There’s also the philosopher who disagrees with the post-modern condition arguing that its notions of identity constructed from socio-ideological determinants has failed and postulates that existentialism is the answer. At another point the idea of two Neo-Darwinian evolutionary systems is explored; one being digital and derived from information technology and the second, analogue from biology and cloning. Waking Life spends time in each moment and analyses in great detail whatever theory is discussed.
A scene that is a personal favourite involves an appearance from Richard Linklater. He discusses Philip K. Dick and the nature of time. It’s an interesting conversation and like so much of Waking Life, it is self-reflexive and inherently post-modern. However, the conversation that says the most about Waking Life is a discourse on Andre Bazin’s theory of the cinematic “holy moment” – a point in time where the camera’s gaze captures unadulterated reality (perhaps even God himself).
This all may sound pretentious but there’s something convincing about Waking Life. The narrative is set within a lucid dream and this lends huge scope to its direction. However the film never materialises into a cohesive whole and this may be a problem for some. For others they’ll find Waking Life to be a delightful piece of escapism that carries some weight. The film questions its identity and it forces audiences to question their relationship with the filmic form.
Waking Life is a movie that resists definition and forces us to consider philosophical notions that perhaps we would never have considered before. Reality is also something that has a potentially transient and definitely uneasy definition and Waking Life shows us that there’s more than one answer to the question of what it means to be alive.
This dreamy film will inspire viewers to look inwards and consider the implicit suggestion that lucid dreaming is just as real, if not better, than reality. Waking Life is not evangelical but it will have a similar effect – lucid dreaming seems to be the idealised existence. You can go wherever you want, do whatever you want, and it’s a world that you control (and create) centred on you.
Waking Life is a visually appealing movie and its narrative is at times challenging, often intriguing, and always stimulating.

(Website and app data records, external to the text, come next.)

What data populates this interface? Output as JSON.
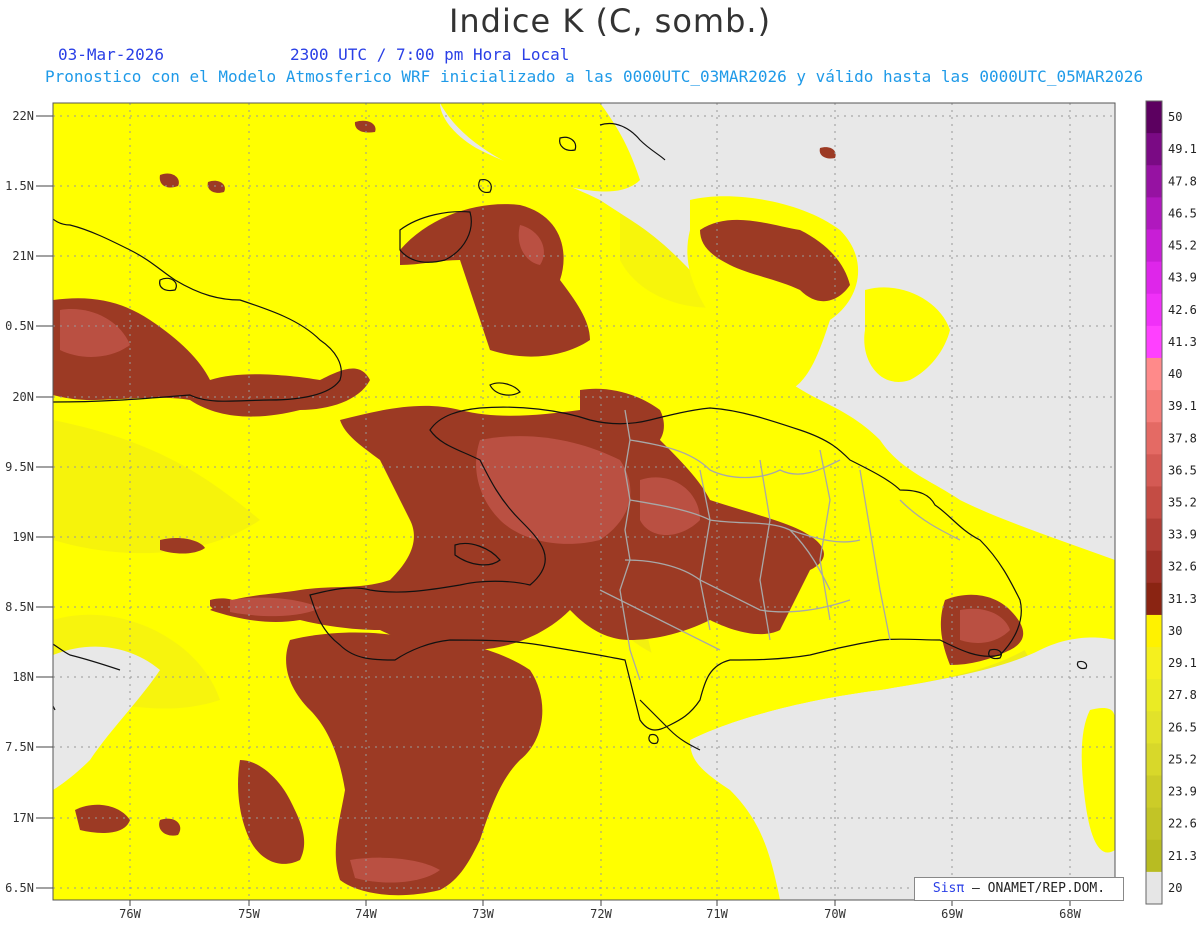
{
  "header": {
    "title": "Indice K (C, somb.)",
    "date": "03-Mar-2026",
    "time": "2300 UTC / 7:00 pm Hora Local",
    "description": "Pronostico con el Modelo Atmosferico WRF inicializado a las 0000UTC_03MAR2026 y válido hasta las  0000UTC_05MAR2026"
  },
  "map": {
    "lat_labels": [
      "22N",
      "1.5N",
      "21N",
      "0.5N",
      "20N",
      "9.5N",
      "19N",
      "8.5N",
      "18N",
      "7.5N",
      "17N",
      "6.5N"
    ],
    "lon_labels": [
      "76W",
      "75W",
      "74W",
      "73W",
      "72W",
      "71W",
      "70W",
      "69W",
      "68W"
    ]
  },
  "colorbar": {
    "labels": [
      "50",
      "49.1",
      "47.8",
      "46.5",
      "45.2",
      "43.9",
      "42.6",
      "41.3",
      "40",
      "39.1",
      "37.8",
      "36.5",
      "35.2",
      "33.9",
      "32.6",
      "31.3",
      "30",
      "29.1",
      "27.8",
      "26.5",
      "25.2",
      "23.9",
      "22.6",
      "21.3",
      "20"
    ],
    "colors": [
      "#5c0060",
      "#7a0a84",
      "#9612a2",
      "#b018be",
      "#c81ed6",
      "#de26ea",
      "#f030f8",
      "#ff40ff",
      "#ff8a8a",
      "#f47c78",
      "#e46a64",
      "#d45a54",
      "#c44c44",
      "#b03e36",
      "#9e3026",
      "#8a2412",
      "#fff200",
      "#f5f01e",
      "#eaeb24",
      "#e2e22a",
      "#d8d82a",
      "#cccc28",
      "#c2c426",
      "#b8bc22"
    ]
  },
  "credit": {
    "sis": "Sisπ",
    "org": " – ONAMET/REP.DOM."
  }
}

Its reliance on visual effects may date it eventually but now, over ten years on, it’s still as relevant and just as artistically rendered as it was on its initial release.